### What is expected
Each of the records must appear again, exactly as it was written.

Dataset rows for apps and sites
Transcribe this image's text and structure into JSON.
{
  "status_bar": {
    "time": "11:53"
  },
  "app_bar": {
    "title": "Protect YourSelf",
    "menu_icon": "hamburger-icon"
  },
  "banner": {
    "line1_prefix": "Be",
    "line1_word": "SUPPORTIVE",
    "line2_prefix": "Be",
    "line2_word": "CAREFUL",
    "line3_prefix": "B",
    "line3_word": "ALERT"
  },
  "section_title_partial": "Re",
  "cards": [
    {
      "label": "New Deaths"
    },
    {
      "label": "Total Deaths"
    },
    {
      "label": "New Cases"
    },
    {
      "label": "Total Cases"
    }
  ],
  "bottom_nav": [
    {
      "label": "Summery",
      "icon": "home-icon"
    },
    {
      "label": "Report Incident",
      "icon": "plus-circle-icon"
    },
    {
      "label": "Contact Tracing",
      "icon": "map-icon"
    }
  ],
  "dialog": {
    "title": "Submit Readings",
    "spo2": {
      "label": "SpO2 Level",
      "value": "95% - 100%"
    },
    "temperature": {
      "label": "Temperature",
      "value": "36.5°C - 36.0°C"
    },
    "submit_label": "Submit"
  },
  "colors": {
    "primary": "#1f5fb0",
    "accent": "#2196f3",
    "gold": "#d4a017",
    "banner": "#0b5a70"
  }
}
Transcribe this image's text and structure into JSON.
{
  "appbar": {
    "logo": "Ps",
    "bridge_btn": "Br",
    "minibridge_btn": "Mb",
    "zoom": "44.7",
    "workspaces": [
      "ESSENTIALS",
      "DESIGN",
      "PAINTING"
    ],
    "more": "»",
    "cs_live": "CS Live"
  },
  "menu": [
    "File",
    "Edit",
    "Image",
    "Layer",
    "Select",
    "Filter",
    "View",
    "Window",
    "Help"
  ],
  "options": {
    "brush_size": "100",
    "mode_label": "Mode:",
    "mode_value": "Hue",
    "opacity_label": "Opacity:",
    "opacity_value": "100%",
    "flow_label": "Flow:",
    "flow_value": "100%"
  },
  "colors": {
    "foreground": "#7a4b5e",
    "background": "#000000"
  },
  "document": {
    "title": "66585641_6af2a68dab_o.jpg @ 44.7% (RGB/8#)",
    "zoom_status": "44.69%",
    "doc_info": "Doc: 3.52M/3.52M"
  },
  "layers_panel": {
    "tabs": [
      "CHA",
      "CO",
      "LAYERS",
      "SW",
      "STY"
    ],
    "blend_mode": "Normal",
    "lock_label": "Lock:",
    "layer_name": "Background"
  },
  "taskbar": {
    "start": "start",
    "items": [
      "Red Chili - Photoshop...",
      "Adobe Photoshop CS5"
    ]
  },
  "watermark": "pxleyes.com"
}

### Answer box
Transcribe this image's text and structure into JSON.
{
  "status_bar": {
    "time": "11:53"
  },
  "app_bar": {
    "title": "Protect YourSelf",
    "menu_icon": "hamburger-icon"
  },
  "banner": {
    "line1_prefix": "Be",
    "line1_word": "SUPPORTIVE",
    "line2_prefix": "Be",
    "line2_word": "CAREFUL",
    "line3_prefix": "B",
    "line3_word": "ALERT"
  },
  "section_title_partial": "Re",
  "cards": [
    {
      "label": "New Deaths"
    },
    {
      "label": "Total Deaths"
    },
    {
      "label": "New Cases"
    },
    {
      "label": "Total Cases"
    }
  ],
  "bottom_nav": [
    {
      "label": "Summery",
      "icon": "home-icon"
    },
    {
      "label": "Report Incident",
      "icon": "plus-circle-icon"
    },
    {
      "label": "Contact Tracing",
      "icon": "map-icon"
    }
  ],
  "dialog": {
    "title": "Submit Readings",
    "spo2": {
      "label": "SpO2 Level",
      "value": "95% - 100%"
    },
    "temperature": {
      "label": "Temperature",
      "value": "36.5°C - 36.0°C"
    },
    "submit_label": "Submit"
  },
  "colors": {
    "primary": "#1f5fb0",
    "accent": "#2196f3",
    "gold": "#d4a017",
    "banner": "#0b5a70"
  }
}
Transcribe this image's text and structure into JSON.
{
  "appbar": {
    "logo": "Ps",
    "bridge_btn": "Br",
    "minibridge_btn": "Mb",
    "zoom": "44.7",
    "workspaces": [
      "ESSENTIALS",
      "DESIGN",
      "PAINTING"
    ],
    "more": "»",
    "cs_live": "CS Live"
  },
  "menu": [
    "File",
    "Edit",
    "Image",
    "Layer",
    "Select",
    "Filter",
    "View",
    "Window",
    "Help"
  ],
  "options": {
    "brush_size": "100",
    "mode_label": "Mode:",
    "mode_value": "Hue",
    "opacity_label": "Opacity:",
    "opacity_value": "100%",
    "flow_label": "Flow:",
    "flow_value": "100%"
  },
  "colors": {
    "foreground": "#7a4b5e",
    "background": "#000000"
  },
  "document": {
    "title": "66585641_6af2a68dab_o.jpg @ 44.7% (RGB/8#)",
    "zoom_status": "44.69%",
    "doc_info": "Doc: 3.52M/3.52M"
  },
  "layers_panel": {
    "tabs": [
      "CHA",
      "CO",
      "LAYERS",
      "SW",
      "STY"
    ],
    "blend_mode": "Normal",
    "lock_label": "Lock:",
    "layer_name": "Background"
  },
  "taskbar": {
    "start": "start",
    "items": [
      "Red Chili - Photoshop...",
      "Adobe Photoshop CS5"
    ]
  },
  "watermark": "pxleyes.com"
}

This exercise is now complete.